### Records provided ###

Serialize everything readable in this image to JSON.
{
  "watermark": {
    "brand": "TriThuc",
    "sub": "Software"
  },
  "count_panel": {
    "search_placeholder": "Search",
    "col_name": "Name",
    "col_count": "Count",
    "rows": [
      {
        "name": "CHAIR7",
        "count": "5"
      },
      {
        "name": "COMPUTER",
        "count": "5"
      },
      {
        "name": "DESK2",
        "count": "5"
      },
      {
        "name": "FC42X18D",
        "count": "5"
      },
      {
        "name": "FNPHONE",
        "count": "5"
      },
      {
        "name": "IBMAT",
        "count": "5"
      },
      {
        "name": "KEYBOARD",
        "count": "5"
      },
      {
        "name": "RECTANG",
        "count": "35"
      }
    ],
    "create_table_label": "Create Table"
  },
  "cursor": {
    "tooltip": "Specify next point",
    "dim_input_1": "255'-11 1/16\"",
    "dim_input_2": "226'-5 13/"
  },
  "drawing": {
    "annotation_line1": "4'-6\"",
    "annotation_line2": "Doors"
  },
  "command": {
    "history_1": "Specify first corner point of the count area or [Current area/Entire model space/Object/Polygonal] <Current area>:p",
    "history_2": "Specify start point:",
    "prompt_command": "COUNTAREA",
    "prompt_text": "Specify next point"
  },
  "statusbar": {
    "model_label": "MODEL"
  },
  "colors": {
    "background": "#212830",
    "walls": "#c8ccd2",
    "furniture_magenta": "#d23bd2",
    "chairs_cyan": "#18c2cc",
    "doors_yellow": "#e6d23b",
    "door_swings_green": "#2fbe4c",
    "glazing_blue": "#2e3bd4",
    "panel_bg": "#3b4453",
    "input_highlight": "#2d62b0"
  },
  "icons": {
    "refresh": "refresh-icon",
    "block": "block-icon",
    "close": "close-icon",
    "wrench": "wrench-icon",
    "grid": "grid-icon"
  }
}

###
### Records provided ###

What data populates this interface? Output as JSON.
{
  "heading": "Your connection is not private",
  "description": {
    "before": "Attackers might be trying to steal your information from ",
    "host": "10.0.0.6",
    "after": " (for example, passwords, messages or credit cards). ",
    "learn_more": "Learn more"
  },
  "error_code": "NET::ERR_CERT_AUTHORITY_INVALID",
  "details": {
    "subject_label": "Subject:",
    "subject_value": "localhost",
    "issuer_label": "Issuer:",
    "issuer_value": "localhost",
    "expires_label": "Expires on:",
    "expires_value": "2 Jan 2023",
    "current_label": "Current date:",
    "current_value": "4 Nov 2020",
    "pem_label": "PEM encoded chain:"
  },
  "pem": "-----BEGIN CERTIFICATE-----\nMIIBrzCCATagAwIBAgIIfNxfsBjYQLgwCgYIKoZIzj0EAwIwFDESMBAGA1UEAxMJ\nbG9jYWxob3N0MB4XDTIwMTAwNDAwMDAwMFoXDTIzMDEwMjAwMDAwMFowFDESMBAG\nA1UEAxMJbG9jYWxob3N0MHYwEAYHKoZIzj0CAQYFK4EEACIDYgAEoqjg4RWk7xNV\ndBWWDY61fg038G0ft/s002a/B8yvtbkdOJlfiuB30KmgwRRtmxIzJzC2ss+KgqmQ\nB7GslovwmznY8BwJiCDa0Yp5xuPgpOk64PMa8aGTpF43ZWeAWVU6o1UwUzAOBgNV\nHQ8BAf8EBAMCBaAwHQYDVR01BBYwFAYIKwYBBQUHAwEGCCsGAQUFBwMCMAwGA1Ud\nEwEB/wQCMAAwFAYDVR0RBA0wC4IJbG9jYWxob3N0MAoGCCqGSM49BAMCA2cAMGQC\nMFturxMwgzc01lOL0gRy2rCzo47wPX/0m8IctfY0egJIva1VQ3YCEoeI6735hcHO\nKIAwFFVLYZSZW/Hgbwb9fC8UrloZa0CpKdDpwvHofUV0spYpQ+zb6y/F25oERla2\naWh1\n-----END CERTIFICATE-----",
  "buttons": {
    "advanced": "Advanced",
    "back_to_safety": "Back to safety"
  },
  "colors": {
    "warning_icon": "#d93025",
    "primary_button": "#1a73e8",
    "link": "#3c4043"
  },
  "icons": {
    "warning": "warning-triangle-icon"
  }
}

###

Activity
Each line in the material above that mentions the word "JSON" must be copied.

Solution to this problem
Serialize everything readable in this image to JSON.
What data populates this interface? Output as JSON.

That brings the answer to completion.